In particular, astrophysicists found that the light from distant galaxies becomes distorted and magnified by nearer objects such as massive galaxy clusters, which act as gravitational lenses, like really big telescopes. Scientists use the effect to infer the masses of the lenses, which turn out to be much larger than the amount of visible matter. Furthermore, since galaxies form in massive clumps of dark matter, by analyzing the distributions of galaxies while surveying large swaths of the sky, astrophysicists can map out the dark matter, even though they cannot directly observe it. It is like how one might infer the orientation of a flock of birds from its shadow moving along the ground.
For example, following the groundbreaking observations of half a million galaxies with the Sloan Digital Sky Survey, new scientific collaborations with the Dark Energy Survey and the Kilo-Degree Survey, both utilizing observatories in Chile, observe numerous galaxies at optical and infrared wavelengths to reconstruct more detailed dark matter maps. At the same, scientists studying the cosmic background light with the Planck telescope and light from supernovae-bright fleeting explosions by dying stars, which provide precise distance measurements before they fade – also point to similar proportions of dark matter relative to luminous matter.
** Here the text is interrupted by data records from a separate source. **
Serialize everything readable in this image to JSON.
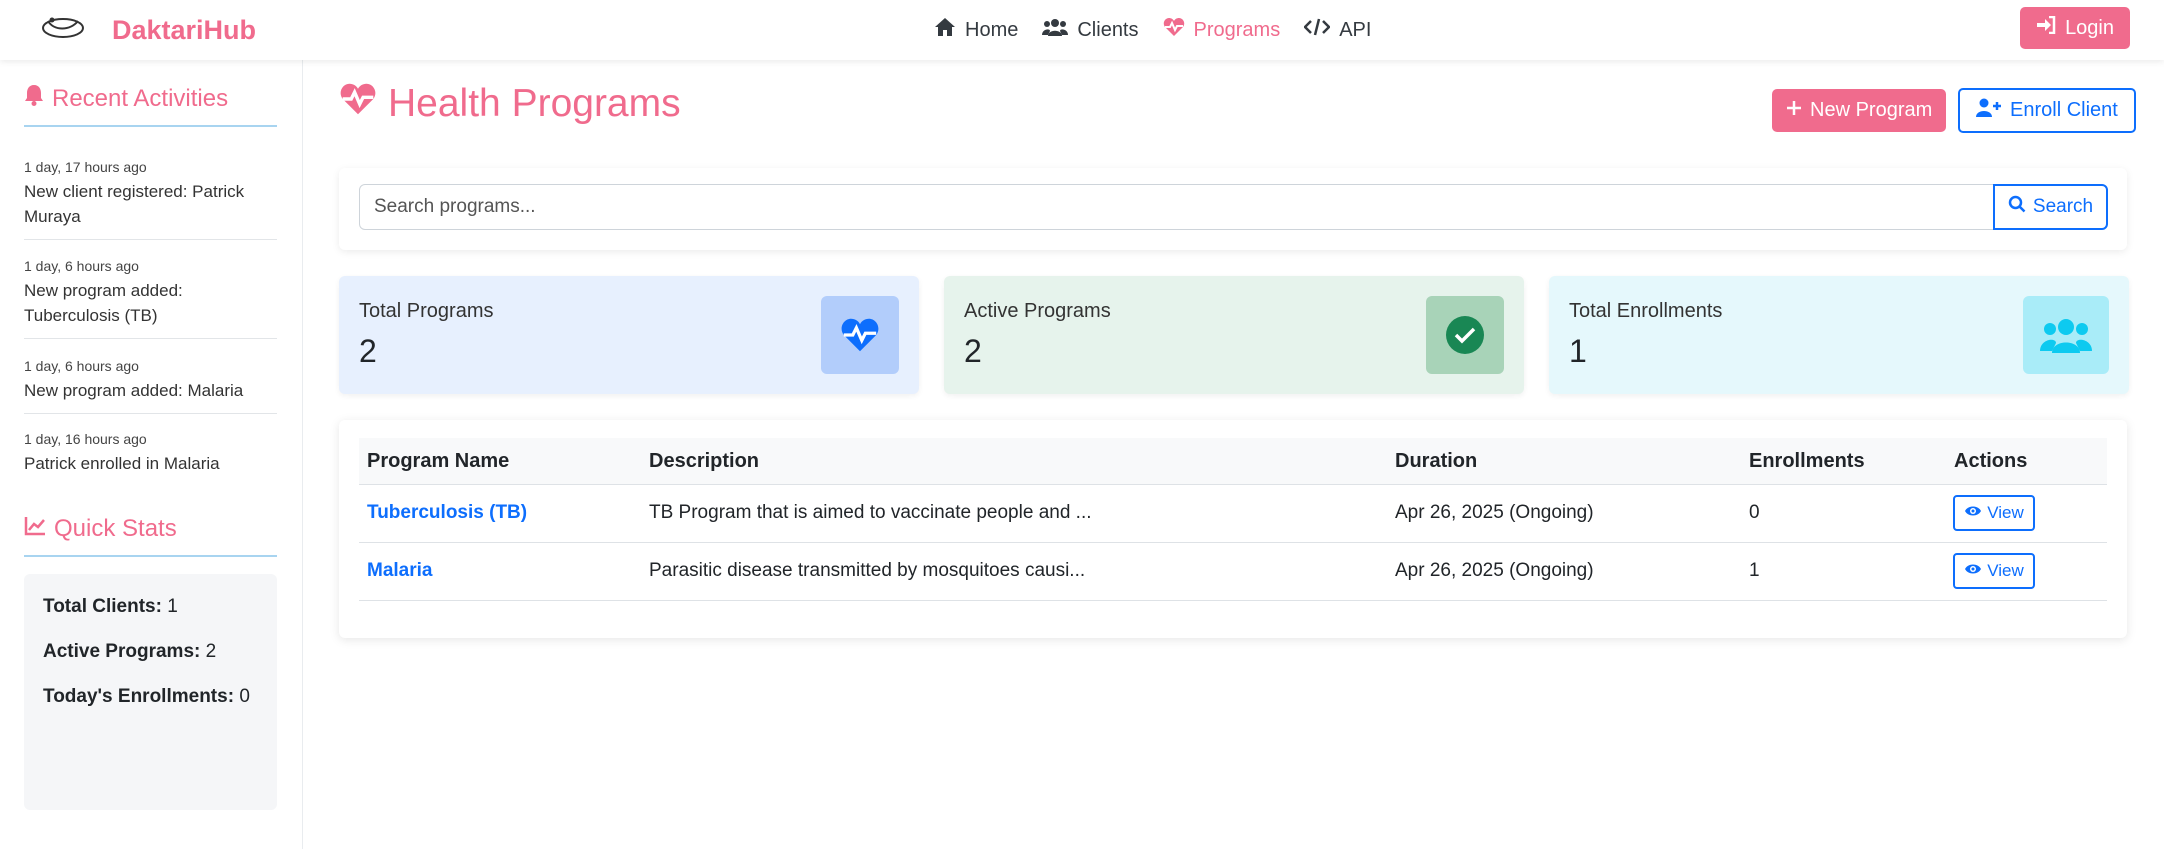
{
  "brand": {
    "name": "DaktariHub"
  },
  "nav": {
    "items": [
      {
        "label": "Home",
        "icon": "home-icon"
      },
      {
        "label": "Clients",
        "icon": "users-icon"
      },
      {
        "label": "Programs",
        "icon": "heartbeat-icon",
        "active": true
      },
      {
        "label": "API",
        "icon": "code-icon"
      }
    ],
    "login_label": "Login"
  },
  "sidebar": {
    "recent_title": "Recent Activities",
    "activities": [
      {
        "time": "1 day, 17 hours ago",
        "text": "New client registered: Patrick Muraya"
      },
      {
        "time": "1 day, 6 hours ago",
        "text": "New program added: Tuberculosis (TB)"
      },
      {
        "time": "1 day, 6 hours ago",
        "text": "New program added: Malaria"
      },
      {
        "time": "1 day, 16 hours ago",
        "text": "Patrick enrolled in Malaria"
      }
    ],
    "quick_stats_title": "Quick Stats",
    "quick_stats": [
      {
        "label": "Total Clients:",
        "value": "1"
      },
      {
        "label": "Active Programs:",
        "value": "2"
      },
      {
        "label": "Today's Enrollments:",
        "value": "0"
      }
    ]
  },
  "main": {
    "title": "Health Programs",
    "new_program_label": "New Program",
    "enroll_client_label": "Enroll Client",
    "search": {
      "placeholder": "Search programs...",
      "value": "",
      "button_label": "Search"
    },
    "stat_cards": [
      {
        "label": "Total Programs",
        "value": "2",
        "bg": "#e7f0fe",
        "icon_bg": "#b2cdfb",
        "icon_color": "#0d6efd"
      },
      {
        "label": "Active Programs",
        "value": "2",
        "bg": "#e6f3ec",
        "icon_bg": "#a8d3b8",
        "icon_color": "#198754"
      },
      {
        "label": "Total Enrollments",
        "value": "1",
        "bg": "#e5f8fc",
        "icon_bg": "#a9ecf8",
        "icon_color": "#0dcaf0"
      }
    ],
    "table": {
      "headers": [
        "Program Name",
        "Description",
        "Duration",
        "Enrollments",
        "Actions"
      ],
      "rows": [
        {
          "name": "Tuberculosis (TB)",
          "description": "TB Program that is aimed to vaccinate people and ...",
          "duration": "Apr 26, 2025 (Ongoing)",
          "enrollments": "0",
          "action": "View"
        },
        {
          "name": "Malaria",
          "description": "Parasitic disease transmitted by mosquitoes causi...",
          "duration": "Apr 26, 2025 (Ongoing)",
          "enrollments": "1",
          "action": "View"
        }
      ]
    }
  },
  "colors": {
    "accent": "#f06b8d",
    "primary": "#0d6efd"
  }
}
But what is the nature of these mysterious dark matter particles? Though much more abundant than luminous matter, dark matter continues to elude scientists. “Weakly interacting massive particles,” with the unfortunate acronym, WIMPs, constitute the most popular dark matter candidates, though this remains a subject of intense debate among the astrophysical community. Moreover, particle physicists seek to detect WIMPs with the recently restarted Large Hadron Collider, but these experiments would only amount to a first step toward narrowing down the likely candidates for dark matter particles. Based on many observations of light in the universe, scientists now know that dark matter certainly exists, but it may take more decades of research to pin down these elusive particles.
1 – Cosmological parameters from the Planck collaboration. 2015, Astronomy & Astrophysics, submitted.
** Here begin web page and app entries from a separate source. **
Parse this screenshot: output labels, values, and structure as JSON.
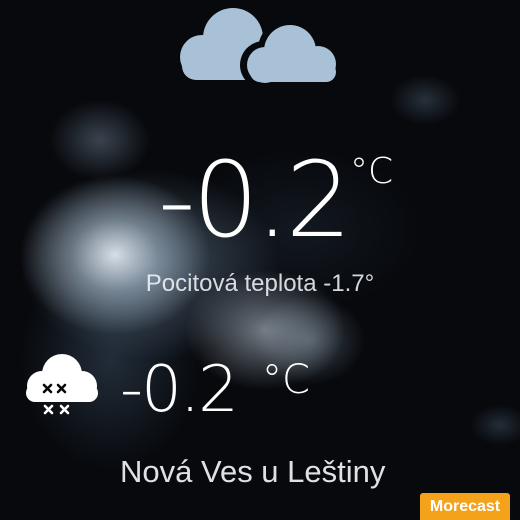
{
  "current": {
    "temperature": "-0.2",
    "unit": "°C",
    "feels_like": "Pocitová teplota -1.7°",
    "icon": "cloudy-icon",
    "icon_color": "#a8c1d6"
  },
  "forecast": {
    "temperature": "-0.2",
    "unit": "°C",
    "icon": "snow-cloud-icon"
  },
  "location": "Nová Ves u Leštiny",
  "brand": {
    "label": "Morecast",
    "color": "#f4a21a"
  }
}
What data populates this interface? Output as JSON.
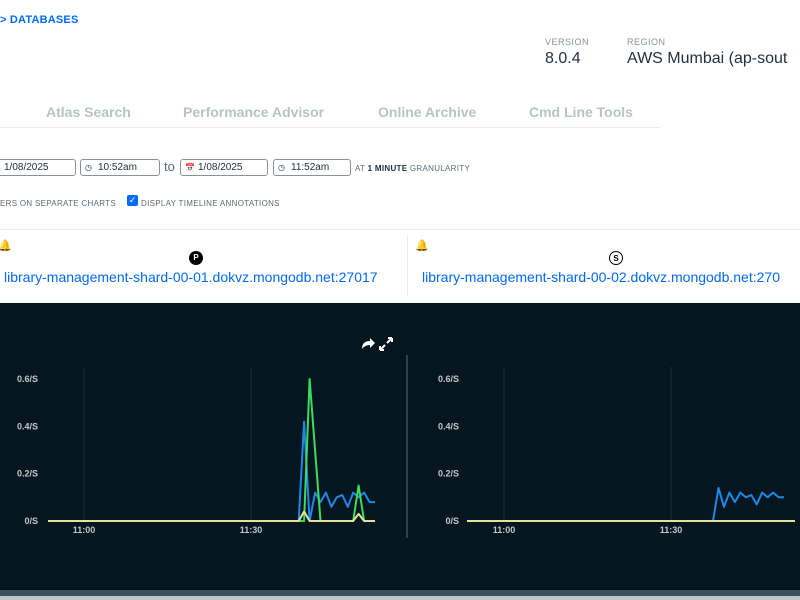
{
  "breadcrumb": "> DATABASES",
  "meta": {
    "version_label": "VERSION",
    "version_value": "8.0.4",
    "region_label": "REGION",
    "region_value": "AWS Mumbai (ap-sout"
  },
  "tabs": [
    {
      "label": "Atlas Search"
    },
    {
      "label": "Performance Advisor"
    },
    {
      "label": "Online Archive"
    },
    {
      "label": "Cmd Line Tools"
    }
  ],
  "time_range": {
    "start_date": "1/08/2025",
    "start_time": "10:52am",
    "to_label": "to",
    "end_date": "1/08/2025",
    "end_time": "11:52am",
    "granularity_prefix": "AT",
    "granularity_value": "1 MINUTE",
    "granularity_suffix": "GRANULARITY"
  },
  "options": {
    "separate_charts": "ERS ON SEPARATE CHARTS",
    "timeline_annotations": "DISPLAY TIMELINE ANNOTATIONS",
    "timeline_annotations_checked": true
  },
  "hosts": [
    {
      "role": "P",
      "name": "library-management-shard-00-01.dokvz.mongodb.net:27017"
    },
    {
      "role": "S",
      "name": "library-management-shard-00-02.dokvz.mongodb.net:270"
    }
  ],
  "colors": {
    "chart_bg": "#061621",
    "series_blue": "#1e88e5",
    "series_green": "#3ddc5c",
    "series_yellow": "#e6e09a",
    "link": "#016bf8"
  },
  "icons": {
    "calendar": "calendar-icon",
    "clock": "clock-icon",
    "bell": "bell-icon",
    "share": "share-icon",
    "expand": "expand-icon"
  },
  "chart_data": [
    {
      "type": "line",
      "yticks": [
        "0.6/S",
        "0.4/S",
        "0.2/S",
        "0/S"
      ],
      "xticks": [
        "11:00",
        "11:30"
      ],
      "ylim": [
        0,
        0.6
      ],
      "x_unit": "minutes from 10:52",
      "xlim": [
        0,
        60
      ],
      "series": [
        {
          "color": "#1e88e5",
          "points": [
            [
              0,
              0
            ],
            [
              46,
              0
            ],
            [
              47,
              0.42
            ],
            [
              48,
              0
            ],
            [
              49,
              0.12
            ],
            [
              50,
              0.08
            ],
            [
              51,
              0.12
            ],
            [
              52,
              0.06
            ],
            [
              53,
              0.1
            ],
            [
              54,
              0.11
            ],
            [
              55,
              0.06
            ],
            [
              56,
              0.12
            ],
            [
              57,
              0.1
            ],
            [
              58,
              0.12
            ],
            [
              59,
              0.08
            ],
            [
              60,
              0.08
            ]
          ]
        },
        {
          "color": "#3ddc5c",
          "points": [
            [
              0,
              0
            ],
            [
              47,
              0
            ],
            [
              48,
              0.6
            ],
            [
              50,
              0
            ],
            [
              56,
              0
            ],
            [
              57,
              0.15
            ],
            [
              58,
              0
            ]
          ]
        },
        {
          "color": "#e6e09a",
          "points": [
            [
              0,
              0
            ],
            [
              46,
              0
            ],
            [
              47,
              0.04
            ],
            [
              48,
              0
            ],
            [
              56,
              0
            ],
            [
              57,
              0.03
            ],
            [
              58,
              0
            ],
            [
              60,
              0
            ]
          ]
        }
      ]
    },
    {
      "type": "line",
      "yticks": [
        "0.6/S",
        "0.4/S",
        "0.2/S",
        "0/S"
      ],
      "xticks": [
        "11:00",
        "11:30"
      ],
      "ylim": [
        0,
        0.6
      ],
      "x_unit": "minutes from 10:52",
      "xlim": [
        0,
        60
      ],
      "series": [
        {
          "color": "#1e88e5",
          "points": [
            [
              0,
              0
            ],
            [
              45,
              0
            ],
            [
              46,
              0.14
            ],
            [
              47,
              0.06
            ],
            [
              48,
              0.12
            ],
            [
              49,
              0.08
            ],
            [
              50,
              0.12
            ],
            [
              51,
              0.1
            ],
            [
              52,
              0.11
            ],
            [
              53,
              0.07
            ],
            [
              54,
              0.12
            ],
            [
              55,
              0.1
            ],
            [
              56,
              0.12
            ],
            [
              57,
              0.1
            ],
            [
              58,
              0.1
            ]
          ]
        },
        {
          "color": "#e6e09a",
          "points": [
            [
              0,
              0
            ],
            [
              60,
              0
            ]
          ]
        }
      ]
    }
  ]
}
2 – “Hubble Zooms in on a Magnified Galaxy.”
3 – Wide Field Lensing Mass Maps from the Dark Energy Survey. Vikram V., et al., 2015, Physics Review D, submitted.
4 – Science results from Sloan Digital Sky Survey.
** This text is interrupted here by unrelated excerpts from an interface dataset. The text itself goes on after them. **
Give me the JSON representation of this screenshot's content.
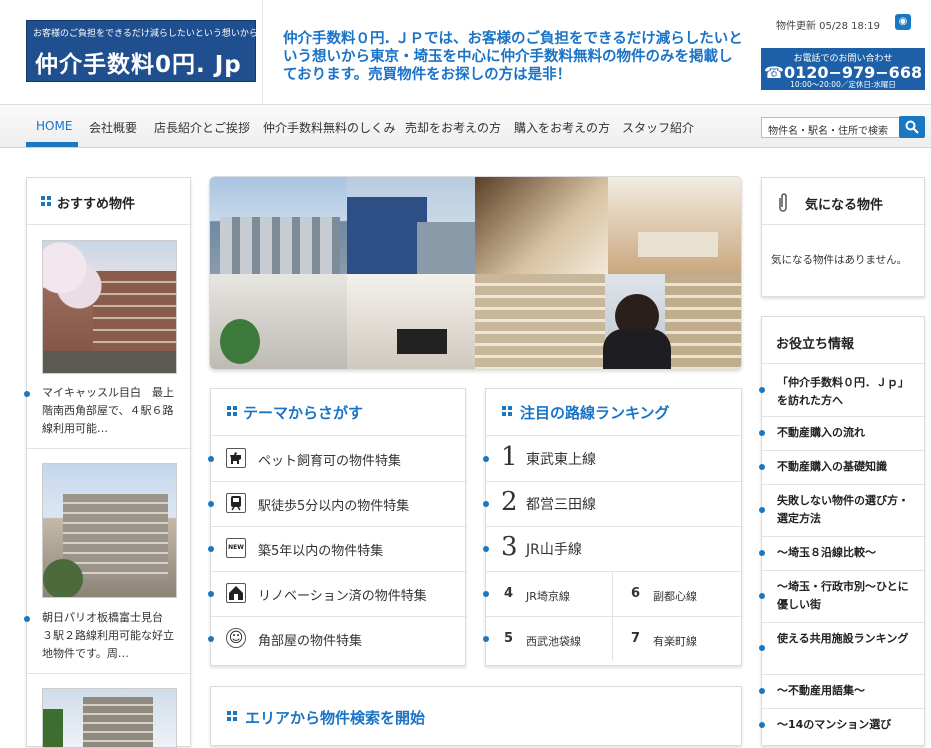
{
  "header": {
    "logo_tagline": "お客様のご負担をできるだけ減らしたいという想いから",
    "logo_name": "仲介手数料0円. Jp",
    "catchphrase": "仲介手数料０円. ＪＰでは、お客様のご負担をできるだけ減らしたいという想いから東京・埼玉を中心に仲介手数料無料の物件のみを掲載しております。売買物件をお探しの方は是非！",
    "update_text": "物件更新 05/28 18:19",
    "rss_icon": "rss-icon",
    "tel_label": "お電話でのお問い合わせ",
    "tel_number": "0120−979−668",
    "tel_hours": "10:00〜20:00／定休日:水曜日"
  },
  "nav": {
    "items": [
      "HOME",
      "会社概要",
      "店長紹介とご挨拶",
      "仲介手数料無料のしくみ",
      "売却をお考えの方",
      "購入をお考えの方",
      "スタッフ紹介"
    ],
    "search_placeholder": "物件名・駅名・住所で検索"
  },
  "recommended": {
    "title": "おすすめ物件",
    "items": [
      {
        "text": "マイキャッスル目白　最上階南西角部屋で、４駅６路線利用可能…"
      },
      {
        "text": "朝日パリオ板橋富士見台　３駅２路線利用可能な好立地物件です。周…"
      }
    ]
  },
  "themes": {
    "title": "テーマからさがす",
    "items": [
      {
        "label": "ペット飼育可の物件特集",
        "icon": "dog-icon"
      },
      {
        "label": "駅徒歩5分以内の物件特集",
        "icon": "train-icon"
      },
      {
        "label": "築5年以内の物件特集",
        "icon": "new-icon"
      },
      {
        "label": "リノベーション済の物件特集",
        "icon": "house-icon"
      },
      {
        "label": "角部屋の物件特集",
        "icon": "smiley-icon"
      }
    ]
  },
  "ranking": {
    "title": "注目の路線ランキング",
    "top": [
      {
        "rank": "1",
        "label": "東武東上線"
      },
      {
        "rank": "2",
        "label": "都営三田線"
      },
      {
        "rank": "3",
        "label": "JR山手線"
      }
    ],
    "rest": [
      {
        "rank": "4",
        "label": "JR埼京線"
      },
      {
        "rank": "6",
        "label": "副都心線"
      },
      {
        "rank": "5",
        "label": "西武池袋線"
      },
      {
        "rank": "7",
        "label": "有楽町線"
      }
    ]
  },
  "area": {
    "title": "エリアから物件検索を開始"
  },
  "favorites": {
    "title": "気になる物件",
    "empty_text": "気になる物件はありません。"
  },
  "info": {
    "title": "お役立ち情報",
    "items": [
      "「仲介手数料０円．Ｊｐ」を訪れた方へ",
      "不動産購入の流れ",
      "不動産購入の基礎知識",
      "失敗しない物件の選び方・選定方法",
      "〜埼玉８沿線比較〜",
      "〜埼玉・行政市別〜ひとに優しい街",
      "使える共用施設ランキング",
      "〜不動産用語集〜",
      "〜14のマンション選び"
    ]
  },
  "colors": {
    "accent": "#1a78c2",
    "logo_bg": "#1f4f8f",
    "catch_text": "#1a73c6"
  }
}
Ramin Skibba is an astrophysicist and science writer based in San Diego, California. He hails from Colorado, and he studied galaxies, dark matter, and the expansion of the universe in his Ph.D. in Pittsburgh, Pennsylvania. He has worked as a research scientist and lecturer in Heidelberg (Germany) and Arizona, before coming to California. He is also passionate about science policy issues and outreach programs to encourage interest in science among young people, and he plans to pursue science communication full-time later this year.